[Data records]
┌──

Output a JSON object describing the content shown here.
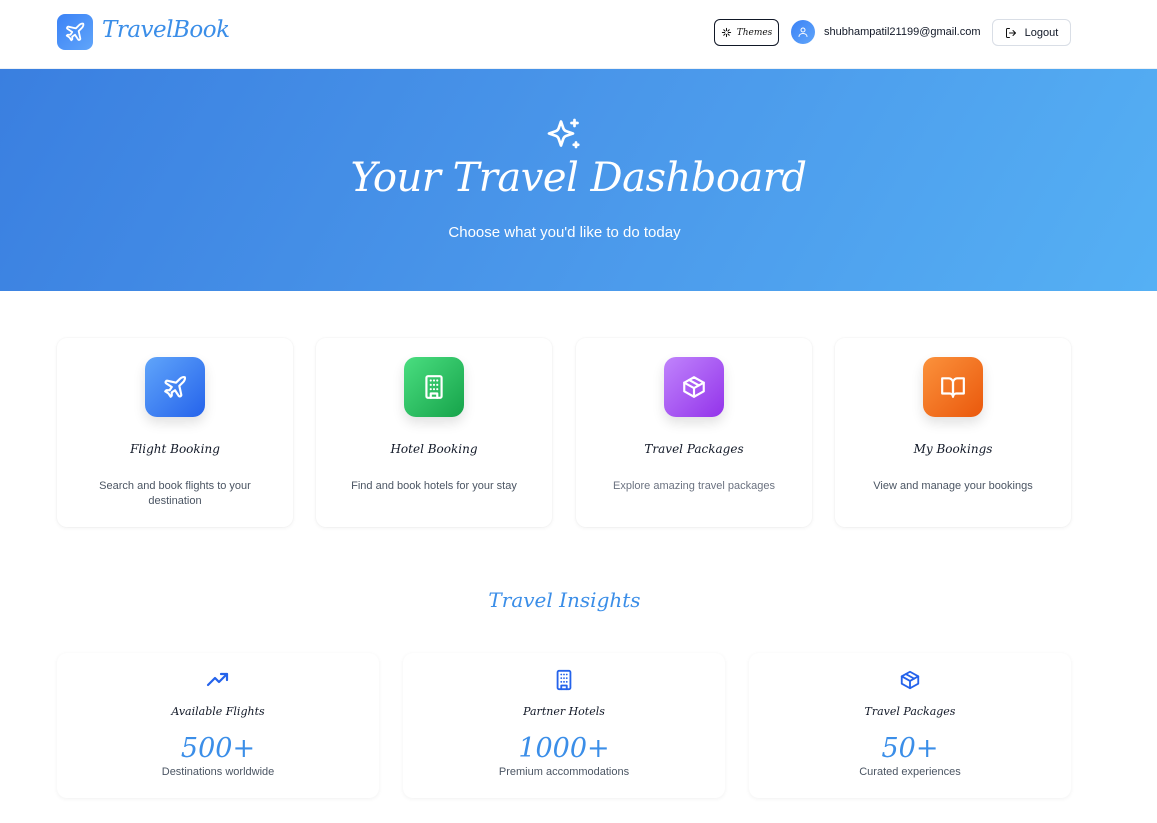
{
  "header": {
    "logo_text": "TravelBook",
    "themes_label": "Themes",
    "user_email": "shubhampatil21199@gmail.com",
    "logout_label": "Logout"
  },
  "hero": {
    "title": "Your Travel Dashboard",
    "subtitle": "Choose what you'd like to do today"
  },
  "features": [
    {
      "title": "Flight Booking",
      "description": "Search and book flights to your destination",
      "icon": "plane-icon",
      "color_from": "#3b82f6",
      "color_to": "#2563eb"
    },
    {
      "title": "Hotel Booking",
      "description": "Find and book hotels for your stay",
      "icon": "building-icon",
      "color_from": "#22c55e",
      "color_to": "#16a34a"
    },
    {
      "title": "Travel Packages",
      "description": "Explore amazing travel packages",
      "icon": "package-icon",
      "color_from": "#c084fc",
      "color_to": "#9333ea"
    },
    {
      "title": "My Bookings",
      "description": "View and manage your bookings",
      "icon": "book-open-icon",
      "color_from": "#fb923c",
      "color_to": "#ea580c"
    }
  ],
  "insights": {
    "title": "Travel Insights",
    "stats": [
      {
        "title": "Available Flights",
        "value": "500+",
        "description": "Destinations worldwide",
        "icon": "trending-up-icon"
      },
      {
        "title": "Partner Hotels",
        "value": "1000+",
        "description": "Premium accommodations",
        "icon": "building-icon"
      },
      {
        "title": "Travel Packages",
        "value": "50+",
        "description": "Curated experiences",
        "icon": "package-icon"
      }
    ]
  },
  "colors": {
    "accent": "#3b8ee8",
    "hero_gradient_start": "#3a7fe0",
    "hero_gradient_end": "#55b0f4"
  }
}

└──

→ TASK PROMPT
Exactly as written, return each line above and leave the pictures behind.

→ ANSWER SECTION
Output a JSON object describing the content shown here.
{
  "header": {
    "logo_text": "TravelBook",
    "themes_label": "Themes",
    "user_email": "shubhampatil21199@gmail.com",
    "logout_label": "Logout"
  },
  "hero": {
    "title": "Your Travel Dashboard",
    "subtitle": "Choose what you'd like to do today"
  },
  "features": [
    {
      "title": "Flight Booking",
      "description": "Search and book flights to your destination",
      "icon": "plane-icon",
      "color_from": "#3b82f6",
      "color_to": "#2563eb"
    },
    {
      "title": "Hotel Booking",
      "description": "Find and book hotels for your stay",
      "icon": "building-icon",
      "color_from": "#22c55e",
      "color_to": "#16a34a"
    },
    {
      "title": "Travel Packages",
      "description": "Explore amazing travel packages",
      "icon": "package-icon",
      "color_from": "#c084fc",
      "color_to": "#9333ea"
    },
    {
      "title": "My Bookings",
      "description": "View and manage your bookings",
      "icon": "book-open-icon",
      "color_from": "#fb923c",
      "color_to": "#ea580c"
    }
  ],
  "insights": {
    "title": "Travel Insights",
    "stats": [
      {
        "title": "Available Flights",
        "value": "500+",
        "description": "Destinations worldwide",
        "icon": "trending-up-icon"
      },
      {
        "title": "Partner Hotels",
        "value": "1000+",
        "description": "Premium accommodations",
        "icon": "building-icon"
      },
      {
        "title": "Travel Packages",
        "value": "50+",
        "description": "Curated experiences",
        "icon": "package-icon"
      }
    ]
  },
  "colors": {
    "accent": "#3b8ee8",
    "hero_gradient_start": "#3a7fe0",
    "hero_gradient_end": "#55b0f4"
  }
}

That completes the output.